§ **Task to carry out**
Count up the lines below in which the string "JSON" appears. The reply should be that number alone.

Study material: Begin

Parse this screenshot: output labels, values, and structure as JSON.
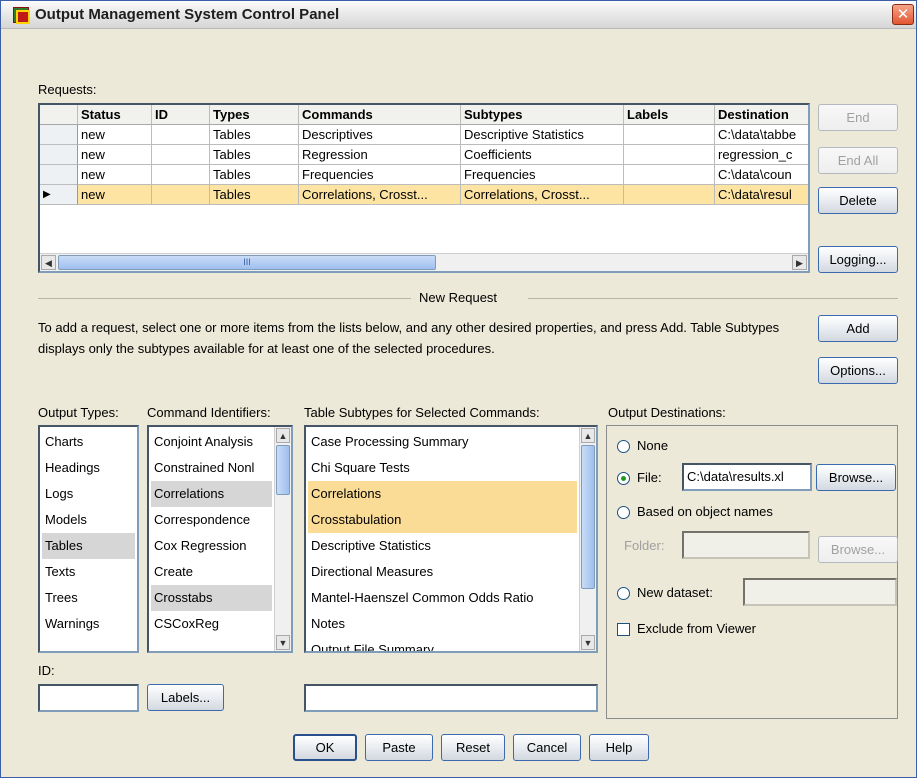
{
  "window": {
    "title": "Output Management System Control Panel",
    "close_glyph": "✕"
  },
  "requests": {
    "label": "Requests:",
    "columns": [
      "Status",
      "ID",
      "Types",
      "Commands",
      "Subtypes",
      "Labels",
      "Destination"
    ],
    "rows": [
      [
        "new",
        "",
        "Tables",
        "Descriptives",
        "Descriptive Statistics",
        "",
        "C:\\data\\tabbe"
      ],
      [
        "new",
        "",
        "Tables",
        "Regression",
        "Coefficients",
        "",
        "regression_c"
      ],
      [
        "new",
        "",
        "Tables",
        "Frequencies",
        "Frequencies",
        "",
        "C:\\data\\coun"
      ],
      [
        "new",
        "",
        "Tables",
        "Correlations, Crosst...",
        "Correlations, Crosst...",
        "",
        "C:\\data\\resul"
      ]
    ],
    "selected_row_marker": "▶",
    "scroll_grip": "III",
    "scroll_left": "◀",
    "scroll_right": "▶"
  },
  "side_buttons": {
    "end": "End",
    "end_all": "End All",
    "delete": "Delete",
    "logging": "Logging..."
  },
  "new_request": {
    "heading": "New Request",
    "help_text": "To add a request, select one or more items from the lists below, and any other desired properties, and press Add. Table Subtypes displays only the subtypes available for at least one of the selected procedures.",
    "add": "Add",
    "options": "Options..."
  },
  "output_types": {
    "label": "Output Types:",
    "items": [
      "Charts",
      "Headings",
      "Logs",
      "Models",
      "Tables",
      "Texts",
      "Trees",
      "Warnings"
    ],
    "selected": "Tables"
  },
  "command_identifiers": {
    "label": "Command Identifiers:",
    "items": [
      "Conjoint Analysis",
      "Constrained Nonl",
      "Correlations",
      "Correspondence",
      "Cox Regression",
      "Create",
      "Crosstabs",
      "CSCoxReg"
    ],
    "selected": [
      "Correlations",
      "Crosstabs"
    ]
  },
  "table_subtypes": {
    "label": "Table Subtypes for Selected Commands:",
    "items": [
      "Case Processing Summary",
      "Chi Square Tests",
      "Correlations",
      "Crosstabulation",
      "Descriptive Statistics",
      "Directional Measures",
      "Mantel-Haenszel Common Odds Ratio",
      "Notes",
      "Output File Summary"
    ],
    "selected": [
      "Correlations",
      "Crosstabulation"
    ]
  },
  "destinations": {
    "label": "Output Destinations:",
    "none": "None",
    "file": "File:",
    "file_value": "C:\\data\\results.xl",
    "browse": "Browse...",
    "based": "Based on object names",
    "folder": "Folder:",
    "browse2": "Browse...",
    "new_dataset": "New dataset:",
    "exclude": "Exclude from Viewer",
    "selected": "file"
  },
  "id_field": {
    "label": "ID:",
    "value": ""
  },
  "labels_button": "Labels...",
  "bottom_buttons": {
    "ok": "OK",
    "paste": "Paste",
    "reset": "Reset",
    "cancel": "Cancel",
    "help": "Help"
  }
}
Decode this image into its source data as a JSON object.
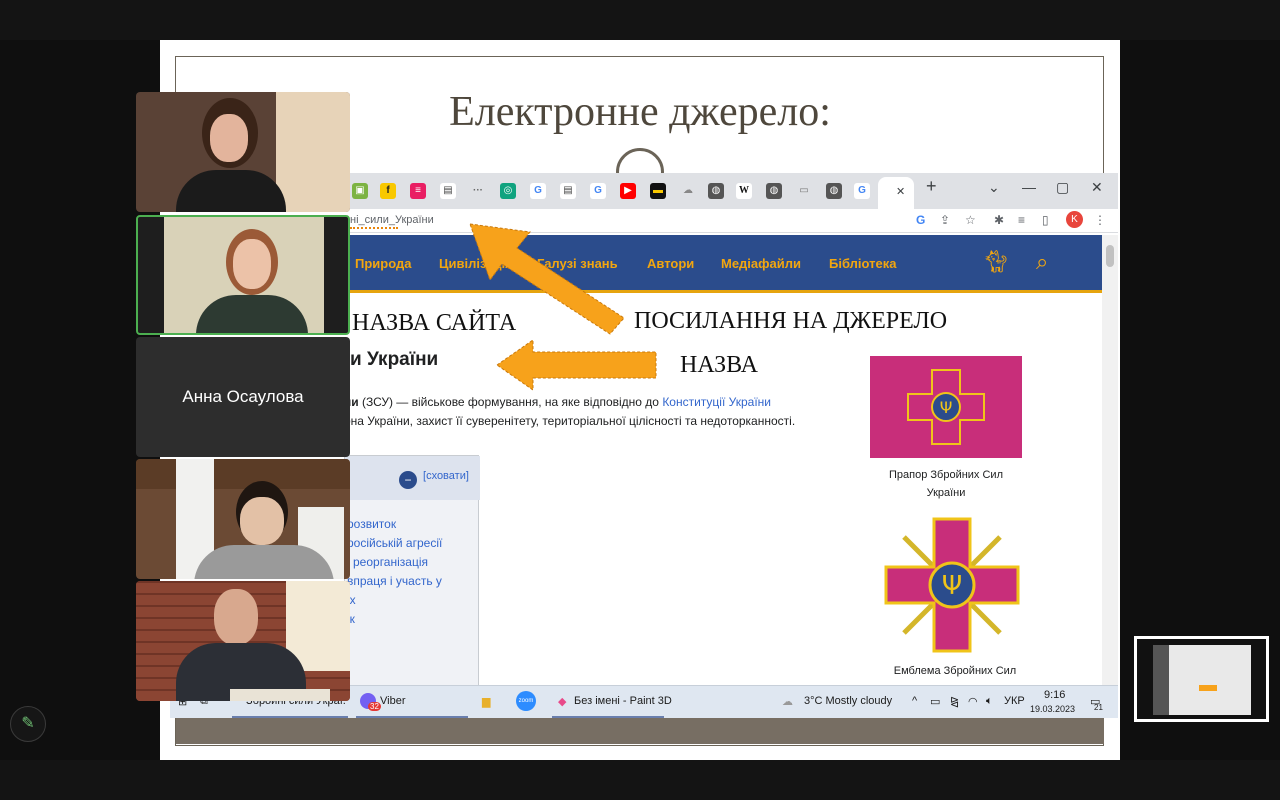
{
  "slide": {
    "title": "Електронне джерело:",
    "annotations": {
      "site_name": "НАЗВА САЙТА",
      "source_link": "ПОСИЛАННЯ НА ДЖЕРЕЛО",
      "name": "НАЗВА"
    },
    "arrow_color": "#f7a21b"
  },
  "browser": {
    "url_fragment": "ні_сили_України",
    "nav_items": [
      "Природа",
      "Цивілізація",
      "Галузі знань",
      "Автори",
      "Медіафайли",
      "Бібліотека"
    ],
    "window_controls": [
      "⌄",
      "—",
      "▢",
      "✕"
    ],
    "new_tab": "+",
    "close_tab": "✕",
    "profile_letter": "K"
  },
  "article": {
    "heading": "и України",
    "paragraph_line1_prefix": "ни",
    "paragraph_line1_abbr": "(ЗСУ) — військове формування, на яке відповідно до",
    "paragraph_line1_link": "Конституції України",
    "paragraph_line2": "она України, захист її суверенітету, територіальної цілісності та недоторканності.",
    "toc_hide": "сховати",
    "toc_items": [
      "розвиток",
      "російській агресії",
      "і реорганізація",
      "впраця і участь у",
      "іх",
      "ік"
    ],
    "flag_caption_1": "Прапор Збройних Сил",
    "flag_caption_2": "України",
    "emblem_caption": "Емблема Збройних Сил"
  },
  "taskbar": {
    "app1": "Збройні сили Украї...",
    "viber": "Viber",
    "viber_badge": "32",
    "zoom": "zoom",
    "paint": "Без імені - Paint 3D",
    "weather": "3°C  Mostly cloudy",
    "lang": "УКР",
    "time": "9:16",
    "date": "19.03.2023",
    "notif": "21"
  },
  "participants": {
    "named_tile": "Анна Осаулова"
  },
  "colors": {
    "nav_bg": "#2b4c8c",
    "nav_text": "#f2a60f",
    "flag": "#c82e7a"
  }
}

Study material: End

§ **Exercise response**
2